■ **Problem statement**:
Even where a line looks wrong, copy it exactly and include every entry.
● ● ● ● ● ● ●
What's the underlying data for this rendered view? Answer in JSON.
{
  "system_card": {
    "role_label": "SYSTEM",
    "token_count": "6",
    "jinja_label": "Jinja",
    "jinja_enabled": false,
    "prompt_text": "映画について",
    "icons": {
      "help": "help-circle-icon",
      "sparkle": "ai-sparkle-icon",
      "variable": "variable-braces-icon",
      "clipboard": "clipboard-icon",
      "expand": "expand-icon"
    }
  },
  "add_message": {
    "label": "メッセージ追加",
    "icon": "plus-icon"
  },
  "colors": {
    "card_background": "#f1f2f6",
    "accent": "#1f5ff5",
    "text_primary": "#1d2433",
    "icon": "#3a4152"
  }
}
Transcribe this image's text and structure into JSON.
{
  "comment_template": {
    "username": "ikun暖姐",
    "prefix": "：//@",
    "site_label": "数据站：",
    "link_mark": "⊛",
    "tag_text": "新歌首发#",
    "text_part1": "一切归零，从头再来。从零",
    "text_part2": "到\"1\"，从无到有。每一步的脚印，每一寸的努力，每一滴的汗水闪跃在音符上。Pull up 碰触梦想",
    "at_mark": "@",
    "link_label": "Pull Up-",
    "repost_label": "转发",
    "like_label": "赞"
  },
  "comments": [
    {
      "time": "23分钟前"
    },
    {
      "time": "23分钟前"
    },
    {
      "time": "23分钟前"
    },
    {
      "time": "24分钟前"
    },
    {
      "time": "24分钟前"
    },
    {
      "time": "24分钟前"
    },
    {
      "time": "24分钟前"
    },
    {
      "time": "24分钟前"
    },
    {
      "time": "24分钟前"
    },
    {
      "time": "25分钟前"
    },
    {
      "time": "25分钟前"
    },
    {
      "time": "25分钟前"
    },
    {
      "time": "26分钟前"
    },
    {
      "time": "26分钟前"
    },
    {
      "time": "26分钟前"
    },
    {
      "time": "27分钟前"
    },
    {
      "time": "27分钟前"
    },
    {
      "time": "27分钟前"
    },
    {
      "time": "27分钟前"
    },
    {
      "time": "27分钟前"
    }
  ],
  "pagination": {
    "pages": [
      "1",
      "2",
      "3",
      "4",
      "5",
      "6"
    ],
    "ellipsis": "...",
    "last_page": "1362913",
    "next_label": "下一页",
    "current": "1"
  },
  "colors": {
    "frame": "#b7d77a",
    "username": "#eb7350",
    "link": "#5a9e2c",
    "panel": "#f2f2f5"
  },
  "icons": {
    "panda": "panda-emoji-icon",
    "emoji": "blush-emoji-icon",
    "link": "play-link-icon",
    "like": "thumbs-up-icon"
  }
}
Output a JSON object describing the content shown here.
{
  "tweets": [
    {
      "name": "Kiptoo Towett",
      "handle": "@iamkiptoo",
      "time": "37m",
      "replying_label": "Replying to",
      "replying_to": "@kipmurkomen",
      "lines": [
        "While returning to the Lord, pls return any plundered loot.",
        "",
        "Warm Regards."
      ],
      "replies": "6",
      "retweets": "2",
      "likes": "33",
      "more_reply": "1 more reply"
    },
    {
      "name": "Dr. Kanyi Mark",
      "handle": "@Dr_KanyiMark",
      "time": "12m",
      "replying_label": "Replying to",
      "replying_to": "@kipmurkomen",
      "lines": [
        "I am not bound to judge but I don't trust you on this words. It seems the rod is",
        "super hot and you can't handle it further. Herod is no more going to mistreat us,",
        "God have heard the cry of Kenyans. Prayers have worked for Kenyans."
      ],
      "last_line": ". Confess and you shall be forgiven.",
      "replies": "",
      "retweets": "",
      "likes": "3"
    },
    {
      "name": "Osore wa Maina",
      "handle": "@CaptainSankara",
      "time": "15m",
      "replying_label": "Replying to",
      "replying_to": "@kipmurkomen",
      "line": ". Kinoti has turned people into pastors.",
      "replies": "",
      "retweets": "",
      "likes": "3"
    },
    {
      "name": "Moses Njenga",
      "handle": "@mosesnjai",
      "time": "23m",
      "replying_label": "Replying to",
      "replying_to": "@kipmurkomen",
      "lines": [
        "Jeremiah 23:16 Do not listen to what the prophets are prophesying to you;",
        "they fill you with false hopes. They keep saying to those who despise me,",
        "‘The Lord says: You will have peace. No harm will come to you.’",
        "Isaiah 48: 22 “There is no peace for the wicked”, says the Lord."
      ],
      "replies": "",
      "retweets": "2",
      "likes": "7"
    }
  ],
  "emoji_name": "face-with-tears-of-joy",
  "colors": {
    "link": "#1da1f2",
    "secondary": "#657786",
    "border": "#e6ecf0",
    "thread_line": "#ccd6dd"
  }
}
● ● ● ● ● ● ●
■ **Solution to the problem**:
What's the underlying data for this rendered view? Answer in JSON.
{
  "system_card": {
    "role_label": "SYSTEM",
    "token_count": "6",
    "jinja_label": "Jinja",
    "jinja_enabled": false,
    "prompt_text": "映画について",
    "icons": {
      "help": "help-circle-icon",
      "sparkle": "ai-sparkle-icon",
      "variable": "variable-braces-icon",
      "clipboard": "clipboard-icon",
      "expand": "expand-icon"
    }
  },
  "add_message": {
    "label": "メッセージ追加",
    "icon": "plus-icon"
  },
  "colors": {
    "card_background": "#f1f2f6",
    "accent": "#1f5ff5",
    "text_primary": "#1d2433",
    "icon": "#3a4152"
  }
}
Transcribe this image's text and structure into JSON.
{
  "comment_template": {
    "username": "ikun暖姐",
    "prefix": "：//@",
    "site_label": "数据站：",
    "link_mark": "⊛",
    "tag_text": "新歌首发#",
    "text_part1": "一切归零，从头再来。从零",
    "text_part2": "到\"1\"，从无到有。每一步的脚印，每一寸的努力，每一滴的汗水闪跃在音符上。Pull up 碰触梦想",
    "at_mark": "@",
    "link_label": "Pull Up-",
    "repost_label": "转发",
    "like_label": "赞"
  },
  "comments": [
    {
      "time": "23分钟前"
    },
    {
      "time": "23分钟前"
    },
    {
      "time": "23分钟前"
    },
    {
      "time": "24分钟前"
    },
    {
      "time": "24分钟前"
    },
    {
      "time": "24分钟前"
    },
    {
      "time": "24分钟前"
    },
    {
      "time": "24分钟前"
    },
    {
      "time": "24分钟前"
    },
    {
      "time": "25分钟前"
    },
    {
      "time": "25分钟前"
    },
    {
      "time": "25分钟前"
    },
    {
      "time": "26分钟前"
    },
    {
      "time": "26分钟前"
    },
    {
      "time": "26分钟前"
    },
    {
      "time": "27分钟前"
    },
    {
      "time": "27分钟前"
    },
    {
      "time": "27分钟前"
    },
    {
      "time": "27分钟前"
    },
    {
      "time": "27分钟前"
    }
  ],
  "pagination": {
    "pages": [
      "1",
      "2",
      "3",
      "4",
      "5",
      "6"
    ],
    "ellipsis": "...",
    "last_page": "1362913",
    "next_label": "下一页",
    "current": "1"
  },
  "colors": {
    "frame": "#b7d77a",
    "username": "#eb7350",
    "link": "#5a9e2c",
    "panel": "#f2f2f5"
  },
  "icons": {
    "panda": "panda-emoji-icon",
    "emoji": "blush-emoji-icon",
    "link": "play-link-icon",
    "like": "thumbs-up-icon"
  }
}
Output a JSON object describing the content shown here.
{
  "tweets": [
    {
      "name": "Kiptoo Towett",
      "handle": "@iamkiptoo",
      "time": "37m",
      "replying_label": "Replying to",
      "replying_to": "@kipmurkomen",
      "lines": [
        "While returning to the Lord, pls return any plundered loot.",
        "",
        "Warm Regards."
      ],
      "replies": "6",
      "retweets": "2",
      "likes": "33",
      "more_reply": "1 more reply"
    },
    {
      "name": "Dr. Kanyi Mark",
      "handle": "@Dr_KanyiMark",
      "time": "12m",
      "replying_label": "Replying to",
      "replying_to": "@kipmurkomen",
      "lines": [
        "I am not bound to judge but I don't trust you on this words. It seems the rod is",
        "super hot and you can't handle it further. Herod is no more going to mistreat us,",
        "God have heard the cry of Kenyans. Prayers have worked for Kenyans."
      ],
      "last_line": ". Confess and you shall be forgiven.",
      "replies": "",
      "retweets": "",
      "likes": "3"
    },
    {
      "name": "Osore wa Maina",
      "handle": "@CaptainSankara",
      "time": "15m",
      "replying_label": "Replying to",
      "replying_to": "@kipmurkomen",
      "line": ". Kinoti has turned people into pastors.",
      "replies": "",
      "retweets": "",
      "likes": "3"
    },
    {
      "name": "Moses Njenga",
      "handle": "@mosesnjai",
      "time": "23m",
      "replying_label": "Replying to",
      "replying_to": "@kipmurkomen",
      "lines": [
        "Jeremiah 23:16 Do not listen to what the prophets are prophesying to you;",
        "they fill you with false hopes. They keep saying to those who despise me,",
        "‘The Lord says: You will have peace. No harm will come to you.’",
        "Isaiah 48: 22 “There is no peace for the wicked”, says the Lord."
      ],
      "replies": "",
      "retweets": "2",
      "likes": "7"
    }
  ],
  "emoji_name": "face-with-tears-of-joy",
  "colors": {
    "link": "#1da1f2",
    "secondary": "#657786",
    "border": "#e6ecf0",
    "thread_line": "#ccd6dd"
  }
}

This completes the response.